Jennifer Lynn Robinson is 47. Given what she’s gone through, that’s more remarkable than it first appears.
In 2008, Robinson, then a practicing litigator, was hit by a truck near the University of Pennsylvania. The impact was so great that one of the police officers on the scene later visited Robinson in the hospital, just to confirm that she had actually survived.
Robinson more than survived. Emboldened by her second chance, she’s become a motivational speaker, a consultant, CEO of her own company and even a TV host. Her recent TEDxTalk has generated more than 1,000 views on YouTube.
Robinson, an Abington native with degrees from Haverford College and Villanova University Charles Widger School of Law, talked about her Jewish upbringing and what she’s learned about possibility.
How does your philosophy of resilience overlap with your identity as a Jewish person?
I talk a little bit in my TEDxTalk about my family background … My mom grew up in Fez, Morocco, and they ended up fleeing the country with nothing but two suitcases when she was 17. There was anti-Semitism in the late ’60s, and Jews were being persecuted at that time. They basically just told the government they were going to a wedding in Paris and never came back. They were very established there, and then left and had to start over with nothing.
My father was born at the end of the war. My grandmother and her youngest sister were the only survivors in her family. Her other siblings and parents died in the camps. They survived the war hidden underground on a farm with a Christian couple in exchange for seamstress work. My grandmother was a seamstress. She kept a diary that’s now at Yad Vashem, and she also became a national Holocaust speaker. She and my grandfather brought my dad to this country from Krakow, Poland, and they started over.
So both of my parents were very, very motivated to be successful and to have us be successful. We heard growing up all the time how lucky we were to be Jewish and American, and to be in this country, as opposed to other parts of the world. I’m the oldest of three girls. You know how it is when you’re the oldest [laughs], the expectations are on you … I was in one of those households, probably in a lot of Jewish households, that were told, “You’re either going to law school or medical school.”
You talk a lot about how resilience allowed you to continue doing things you did before the accident, albeit in a slightly different way. Did that experience spur you to try anything new?
I’m definitely more willing to try new things now. I had a fear of flying; I would really only fly to see my sister in Michigan, and I would have panic attacks on an hour-and-20-minute flight. I’m such a traveler now … I’ve taken up boxing, I’ve gone zip lining and I even got a tattoo. My husband makes fun of me, because he’s like, “Who gets a tattoo in their 40s?” It definitely was a rebirth of sorts. It’s given me more incentive to do more new things and take advantage of every day.
Do you think of yourself as a survivor?
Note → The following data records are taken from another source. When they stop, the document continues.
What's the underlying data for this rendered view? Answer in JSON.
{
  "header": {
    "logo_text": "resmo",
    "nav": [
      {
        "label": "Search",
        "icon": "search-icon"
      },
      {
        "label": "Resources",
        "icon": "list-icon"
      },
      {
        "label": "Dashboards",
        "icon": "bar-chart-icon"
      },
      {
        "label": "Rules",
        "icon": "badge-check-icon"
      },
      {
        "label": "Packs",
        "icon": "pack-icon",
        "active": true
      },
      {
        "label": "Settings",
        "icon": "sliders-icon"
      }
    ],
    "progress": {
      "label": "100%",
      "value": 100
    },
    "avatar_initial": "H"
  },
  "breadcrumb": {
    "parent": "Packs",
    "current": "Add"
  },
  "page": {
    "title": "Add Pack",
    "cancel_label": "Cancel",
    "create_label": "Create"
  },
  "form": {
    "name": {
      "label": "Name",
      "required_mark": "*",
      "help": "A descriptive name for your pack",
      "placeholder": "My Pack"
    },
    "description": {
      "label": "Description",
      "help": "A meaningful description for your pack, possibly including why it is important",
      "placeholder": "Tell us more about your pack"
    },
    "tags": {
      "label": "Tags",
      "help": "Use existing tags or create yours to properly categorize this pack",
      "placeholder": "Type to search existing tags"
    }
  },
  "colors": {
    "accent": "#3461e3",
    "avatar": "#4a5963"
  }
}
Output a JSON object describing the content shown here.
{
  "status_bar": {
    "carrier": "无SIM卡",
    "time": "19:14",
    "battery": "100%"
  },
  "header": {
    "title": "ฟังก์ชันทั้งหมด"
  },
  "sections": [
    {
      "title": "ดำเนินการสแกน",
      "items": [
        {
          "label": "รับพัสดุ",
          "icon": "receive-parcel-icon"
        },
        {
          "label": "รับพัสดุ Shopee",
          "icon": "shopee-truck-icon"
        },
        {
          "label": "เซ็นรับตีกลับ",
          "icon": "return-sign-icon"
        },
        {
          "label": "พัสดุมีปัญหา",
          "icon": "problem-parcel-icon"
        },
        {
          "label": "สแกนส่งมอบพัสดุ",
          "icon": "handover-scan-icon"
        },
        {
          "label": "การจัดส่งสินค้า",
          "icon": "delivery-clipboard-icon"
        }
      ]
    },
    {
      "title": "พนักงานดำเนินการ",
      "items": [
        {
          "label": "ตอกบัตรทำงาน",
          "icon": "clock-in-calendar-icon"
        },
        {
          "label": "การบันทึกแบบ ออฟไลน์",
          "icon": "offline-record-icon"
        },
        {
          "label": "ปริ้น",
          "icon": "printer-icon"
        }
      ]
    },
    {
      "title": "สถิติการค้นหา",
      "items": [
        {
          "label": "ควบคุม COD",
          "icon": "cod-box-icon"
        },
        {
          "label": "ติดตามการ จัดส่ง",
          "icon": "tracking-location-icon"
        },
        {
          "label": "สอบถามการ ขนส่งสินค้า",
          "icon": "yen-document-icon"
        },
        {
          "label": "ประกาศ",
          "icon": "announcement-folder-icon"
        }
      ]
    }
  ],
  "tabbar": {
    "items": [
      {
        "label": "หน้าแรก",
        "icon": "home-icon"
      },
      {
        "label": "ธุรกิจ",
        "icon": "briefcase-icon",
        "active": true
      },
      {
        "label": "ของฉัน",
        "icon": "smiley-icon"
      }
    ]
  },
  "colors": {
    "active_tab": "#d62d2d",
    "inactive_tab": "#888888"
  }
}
Absolutely. There are times when I think back to the details of what happened that day and I think, “There’s really no reason I should be here.” I’ve been told multiple times that if I wasn’t so close to a [Level I Trauma Center] that I wouldn’t have made it. I celebrate that day every year as my “life day.” I do something different every year to celebrate, because I think it’s more important than my birthday.